*What is being asked*: Look for the word "reward" in the records, and copy each line where it appears.

(Excerpts from an interface dataset)
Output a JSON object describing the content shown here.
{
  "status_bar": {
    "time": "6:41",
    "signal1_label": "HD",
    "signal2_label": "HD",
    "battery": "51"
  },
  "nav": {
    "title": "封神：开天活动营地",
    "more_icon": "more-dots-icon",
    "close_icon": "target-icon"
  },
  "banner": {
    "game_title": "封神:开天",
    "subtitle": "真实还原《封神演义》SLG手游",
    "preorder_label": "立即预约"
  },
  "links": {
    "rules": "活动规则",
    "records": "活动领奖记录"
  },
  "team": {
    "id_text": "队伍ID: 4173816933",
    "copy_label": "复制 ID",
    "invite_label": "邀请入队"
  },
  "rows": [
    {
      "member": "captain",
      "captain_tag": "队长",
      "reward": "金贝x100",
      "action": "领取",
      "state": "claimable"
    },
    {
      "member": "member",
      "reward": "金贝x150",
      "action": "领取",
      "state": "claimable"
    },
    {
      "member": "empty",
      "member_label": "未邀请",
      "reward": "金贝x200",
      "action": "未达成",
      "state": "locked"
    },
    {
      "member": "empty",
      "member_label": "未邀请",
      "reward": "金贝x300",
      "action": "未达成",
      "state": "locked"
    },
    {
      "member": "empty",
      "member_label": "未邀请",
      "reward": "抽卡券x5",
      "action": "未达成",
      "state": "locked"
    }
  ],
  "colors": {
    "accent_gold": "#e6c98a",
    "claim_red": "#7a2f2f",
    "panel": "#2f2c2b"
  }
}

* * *

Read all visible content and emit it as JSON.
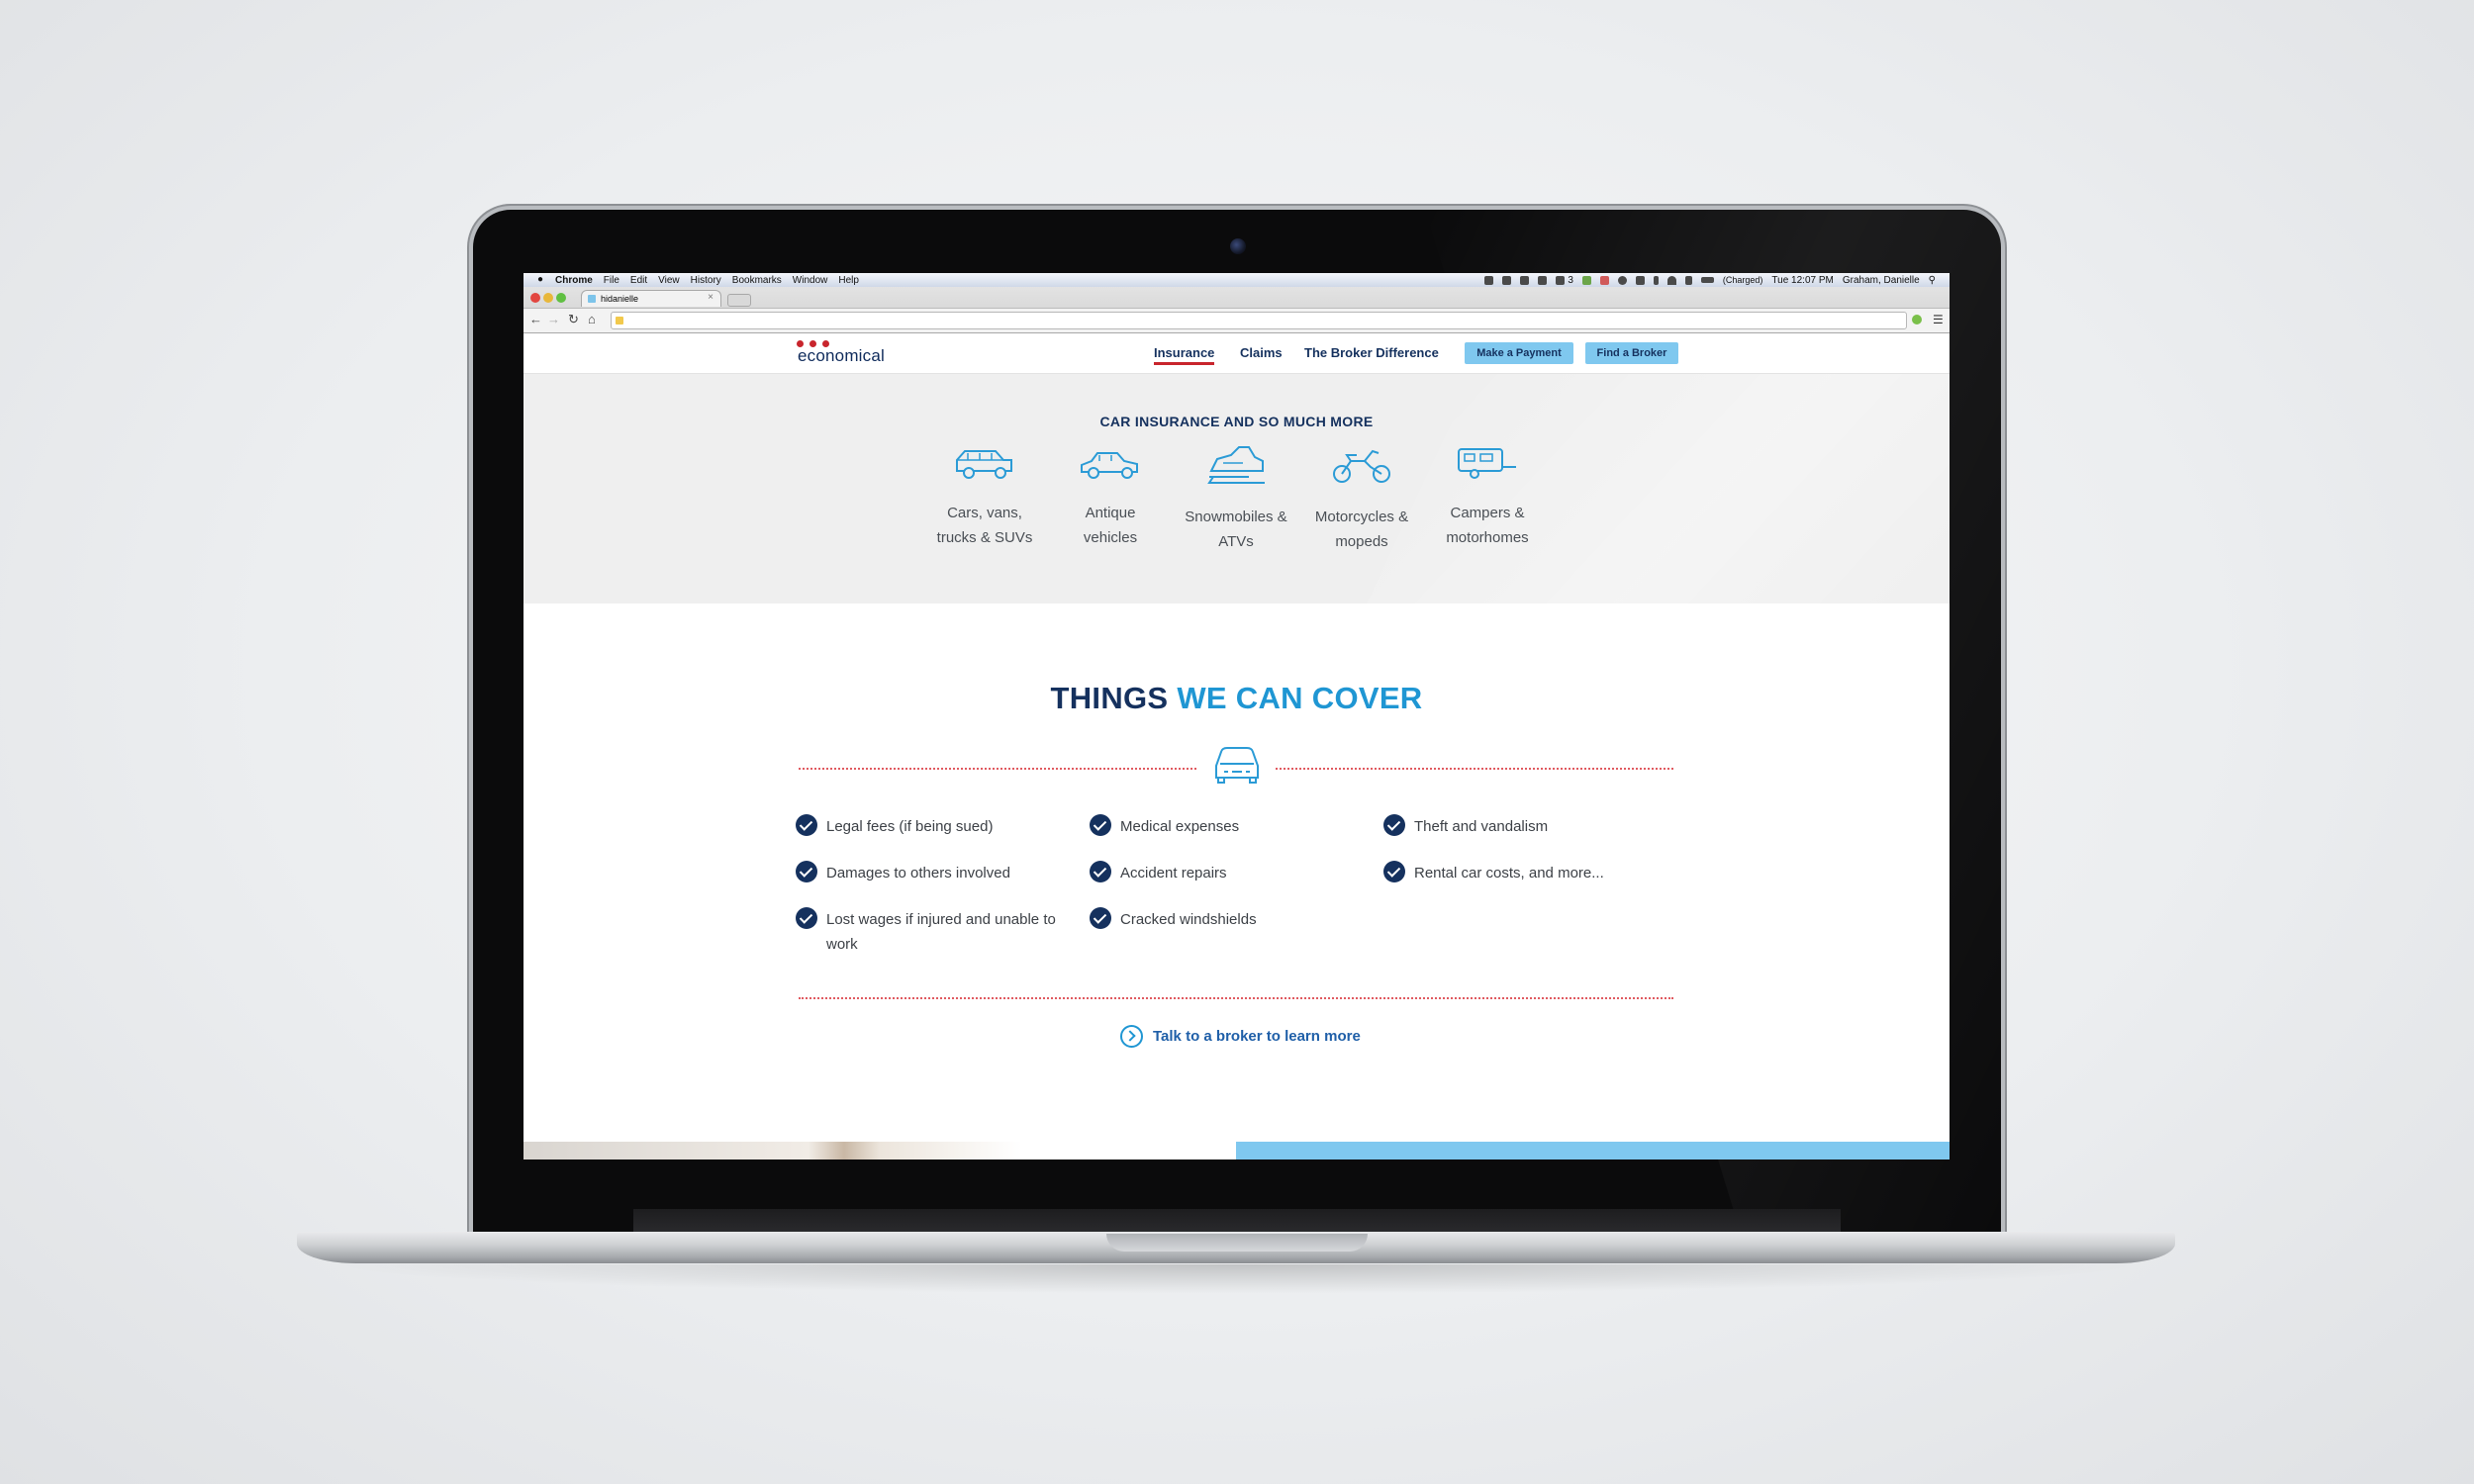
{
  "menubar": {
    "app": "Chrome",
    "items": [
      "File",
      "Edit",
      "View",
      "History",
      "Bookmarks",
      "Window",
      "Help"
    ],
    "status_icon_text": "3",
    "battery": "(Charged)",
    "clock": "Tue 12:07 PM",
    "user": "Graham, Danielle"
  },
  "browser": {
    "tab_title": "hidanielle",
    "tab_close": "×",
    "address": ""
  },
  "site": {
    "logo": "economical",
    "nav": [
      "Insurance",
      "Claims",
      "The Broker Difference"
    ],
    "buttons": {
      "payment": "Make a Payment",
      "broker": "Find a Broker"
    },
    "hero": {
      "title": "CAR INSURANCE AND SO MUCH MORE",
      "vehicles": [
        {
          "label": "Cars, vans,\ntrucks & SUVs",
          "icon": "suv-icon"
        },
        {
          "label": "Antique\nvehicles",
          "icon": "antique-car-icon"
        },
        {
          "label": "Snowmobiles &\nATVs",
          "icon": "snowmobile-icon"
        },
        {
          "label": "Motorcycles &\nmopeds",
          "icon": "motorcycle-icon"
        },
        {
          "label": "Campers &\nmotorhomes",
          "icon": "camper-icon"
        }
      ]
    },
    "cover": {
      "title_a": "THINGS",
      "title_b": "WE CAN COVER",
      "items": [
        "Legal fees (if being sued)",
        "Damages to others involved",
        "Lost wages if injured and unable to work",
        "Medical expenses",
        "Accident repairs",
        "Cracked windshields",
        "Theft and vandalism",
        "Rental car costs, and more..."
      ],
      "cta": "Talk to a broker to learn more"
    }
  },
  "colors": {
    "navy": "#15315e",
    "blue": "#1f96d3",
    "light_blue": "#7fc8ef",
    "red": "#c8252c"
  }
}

*Response below*:
      "reward": "金贝x100",
      "reward": "金贝x150",
      "reward": "金贝x200",
      "reward": "金贝x300",
      "reward": "抽卡券x5",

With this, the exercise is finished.